“How to Become Executive Director of a Nonprofit” is an article by Executive Crossing that emphasizes the fact that running a nonprofit organization can be one of the most rewarding positions you will ever have in your career. Landing these jobs may be tougher than you expect, and these jobs can be demanding. There are two primary paths to becoming an executive director for a nonprofit.
The most common is to be chosen by the organization’s board of directors, or you can find your own nonprofit group. More than half of nonprofit executive jobs are held by people with advanced degrees. They also have previous management experience. In addition to obvious leadership skills, an executive director needs to have good listening skills, the ability to be flexible and have time management skills.
In the article, “Four Ways to Create a Successful Nonprofit Career Path,” The Stanford Social Innovation Review states that in most industries there is a clear path to leadership positions in an organization. In many companies, you might start out as an assistant, then get promoted to manager, director, vice president, senior vice president and president. In nonprofits, there is no linear career map.
In order to create your own nonprofit career path, you should think about doing your job really well, by exceeding expectations and goals; becoming a rainmaker by bringing connections to your organization to assist in many ways; not being afraid to job hop as today’s employee will have at least 10 different jobs by age 38; and introducing yourself to a search firm and have both of you get to know each other.
The article, “How Will I Know If I’m Ready to Be a Nonprofit Executive Director/President/CEO?” cites 10 points where it would serve you well in becoming as expert as possible in the following areas:

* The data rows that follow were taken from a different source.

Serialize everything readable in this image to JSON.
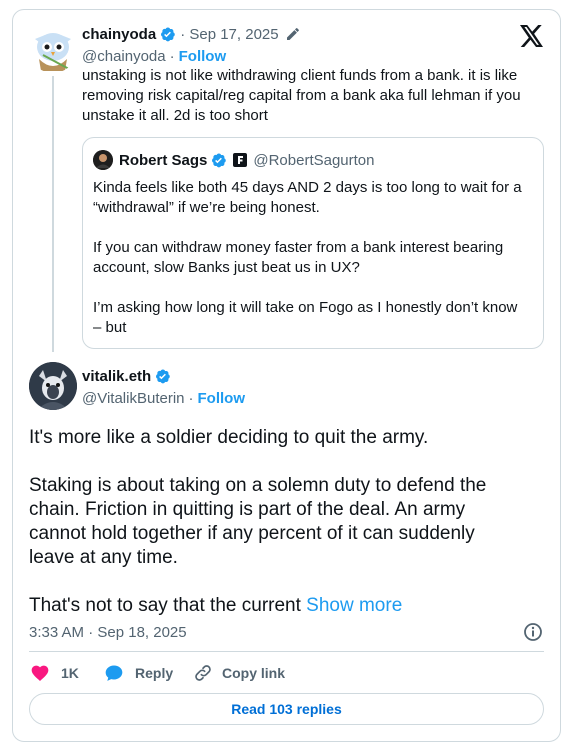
{
  "parent": {
    "name": "chainyoda",
    "date": "· Sep 17, 2025",
    "handle": "@chainyoda",
    "follow_sep": "·",
    "follow": "Follow",
    "text_lines": [
      "unstaking is not like withdrawing client funds from a bank. it is like",
      "removing risk capital/reg capital from a bank aka full lehman if you",
      "unstake it all. 2d is too short"
    ]
  },
  "quote": {
    "name": "Robert Sags",
    "handle": "@RobertSagurton",
    "p1_lines": [
      "Kinda feels like both 45 days AND 2 days is too long to wait for a",
      "“withdrawal” if we’re being honest."
    ],
    "p2_lines": [
      "If you can withdraw money faster from a bank interest bearing",
      "account, slow Banks just beat us in UX?"
    ],
    "p3_lines": [
      "I’m asking how long it will take on Fogo as I honestly don’t know",
      "– but"
    ]
  },
  "main": {
    "name": "vitalik.eth",
    "handle": "@VitalikButerin",
    "follow_sep": "·",
    "follow": "Follow",
    "p1": "It's more like a soldier deciding to quit the army.",
    "p2_lines": [
      "Staking is about taking on a solemn duty to defend the",
      "chain. Friction in quitting is part of the deal. An army",
      "cannot hold together if any percent of it can suddenly",
      "leave at any time."
    ],
    "p3": "That's not to say that the current ",
    "show_more": "Show more",
    "timestamp": "3:33 AM · Sep 18, 2025"
  },
  "actions": {
    "likes": "1K",
    "reply": "Reply",
    "copy_link": "Copy link",
    "read_replies": "Read 103 replies"
  },
  "colors": {
    "accent": "#1d9bf0",
    "like": "#f91880",
    "text": "#0f1419",
    "muted": "#536471",
    "border": "#cfd9de"
  }
}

- Become the most self-aware person possible.
- Organizational development theory that includes the life cycles of organizations.
- Fundraising and stakeholder engagement.
- Financial management.
- Board and volunteer committee governance.
- Identifying talent for hiring.
- Storytelling about the great impact your organization makes.
- Advocacy for your organization.
- Measuring impact.
- Asking for help and accept what is offered.
In many cases, you will be called to be a leader of a nonprofit either by external forces wanting you to apply or internally in the form of your personal drive that encourages you to take a leap of faith. In my experience, the first leadership position is always being the most difficult. Over time through trial and effort, you will understand organizations on a global basis and sense what needs to be done for success to occur.
Being a nonprofit organizational leader is not easy. At least once every month, a younger colleague asks me for advice on how to prepare for future leadership roles. I always say be proactive in all aspects of your life and talk to many colleagues in ranks higher than you and in organizations that interest you. The great thing about the nonprofit field is there are many areas to choose from. Always be grounded in the fact that you want to make a difference for others, learn from your mistakes and have passion.
“Luck is what happens when preparation meets opportunity” is a favorite quote of mine by Roman philosopher Seneca that reminds us that we make our own luck and opportunities. Start creating your own “luck” today.
F. Duke Haddad is currently associate director of development, director of campaigns and director of corporate development for The Salvation Army Indiana Division in Indianapolis, Indiana. In addition, he is also president of Duke Haddad and Associates, LLC in Fishers, Indiana.
He has been a contributing author to NonProfit PRO for the past 12 years.
He received his doctorate degree from West Virginia University with an emphasis in education administration, master's degree from Marshall University with an emphasis in public administration and a bachelor's degree from West Virginia University with an emphasis in marketing/management. He has also completed post graduate work at the University of Louisville.